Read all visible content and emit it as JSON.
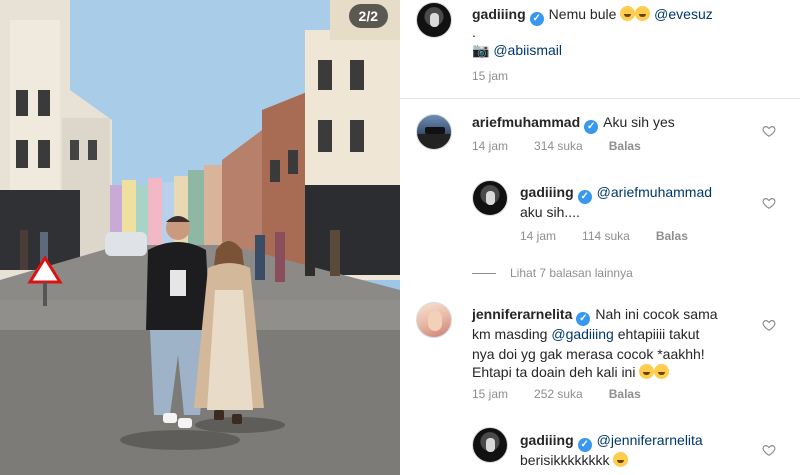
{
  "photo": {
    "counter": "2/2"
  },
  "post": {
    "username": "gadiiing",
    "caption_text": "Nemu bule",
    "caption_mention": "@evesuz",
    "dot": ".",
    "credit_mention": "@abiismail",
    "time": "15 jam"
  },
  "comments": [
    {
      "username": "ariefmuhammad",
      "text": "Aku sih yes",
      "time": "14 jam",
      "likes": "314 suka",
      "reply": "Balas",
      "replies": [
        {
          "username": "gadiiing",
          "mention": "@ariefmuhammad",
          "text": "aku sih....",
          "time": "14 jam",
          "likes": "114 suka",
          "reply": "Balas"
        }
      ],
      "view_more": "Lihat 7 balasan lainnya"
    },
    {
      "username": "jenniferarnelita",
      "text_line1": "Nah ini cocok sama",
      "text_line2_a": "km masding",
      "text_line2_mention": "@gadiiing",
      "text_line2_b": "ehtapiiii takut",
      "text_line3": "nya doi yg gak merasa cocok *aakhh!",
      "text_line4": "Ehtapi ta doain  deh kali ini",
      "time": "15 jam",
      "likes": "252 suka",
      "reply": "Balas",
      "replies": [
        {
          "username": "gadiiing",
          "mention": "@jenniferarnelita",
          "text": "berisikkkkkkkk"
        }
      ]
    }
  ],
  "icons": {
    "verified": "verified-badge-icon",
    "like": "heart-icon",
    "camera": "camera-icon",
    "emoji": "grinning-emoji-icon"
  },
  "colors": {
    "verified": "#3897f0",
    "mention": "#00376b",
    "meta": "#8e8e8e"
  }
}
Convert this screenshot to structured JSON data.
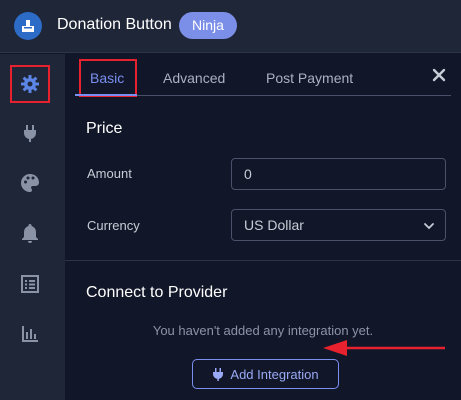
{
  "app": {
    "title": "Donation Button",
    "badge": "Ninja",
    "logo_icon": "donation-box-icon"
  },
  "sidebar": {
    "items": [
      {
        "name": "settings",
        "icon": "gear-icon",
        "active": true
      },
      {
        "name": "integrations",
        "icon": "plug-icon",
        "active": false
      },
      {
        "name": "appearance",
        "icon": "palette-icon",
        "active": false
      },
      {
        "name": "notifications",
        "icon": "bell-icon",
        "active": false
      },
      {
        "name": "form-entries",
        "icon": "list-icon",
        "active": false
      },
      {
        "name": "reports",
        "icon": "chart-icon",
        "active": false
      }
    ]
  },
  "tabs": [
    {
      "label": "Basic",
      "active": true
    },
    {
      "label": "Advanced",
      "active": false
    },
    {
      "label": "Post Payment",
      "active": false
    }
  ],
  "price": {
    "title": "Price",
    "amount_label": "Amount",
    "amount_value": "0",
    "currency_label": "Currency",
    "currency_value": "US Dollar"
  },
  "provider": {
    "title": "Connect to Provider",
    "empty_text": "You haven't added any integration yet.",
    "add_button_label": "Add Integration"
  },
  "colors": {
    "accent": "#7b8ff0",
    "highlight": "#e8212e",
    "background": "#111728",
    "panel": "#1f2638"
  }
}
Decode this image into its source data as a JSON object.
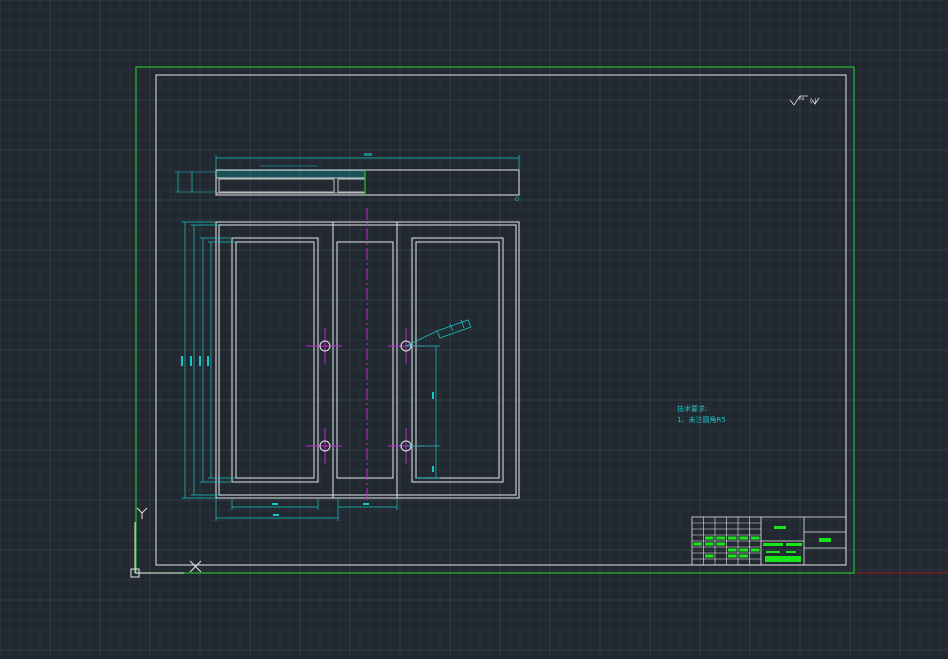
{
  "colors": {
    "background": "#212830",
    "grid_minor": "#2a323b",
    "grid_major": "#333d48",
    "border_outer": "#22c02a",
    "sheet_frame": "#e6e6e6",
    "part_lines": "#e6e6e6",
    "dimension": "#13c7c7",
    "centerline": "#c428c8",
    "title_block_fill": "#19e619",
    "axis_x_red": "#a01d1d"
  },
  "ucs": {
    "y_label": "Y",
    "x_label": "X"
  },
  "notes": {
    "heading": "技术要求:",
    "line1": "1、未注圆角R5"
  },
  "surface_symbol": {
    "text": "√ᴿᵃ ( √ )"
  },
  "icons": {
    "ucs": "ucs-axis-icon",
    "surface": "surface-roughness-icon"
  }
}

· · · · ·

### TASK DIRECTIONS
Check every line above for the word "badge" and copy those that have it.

### EXERCISE OUTPUT
    "verified": "verified-badge-icon",
    "badge": "Ninja",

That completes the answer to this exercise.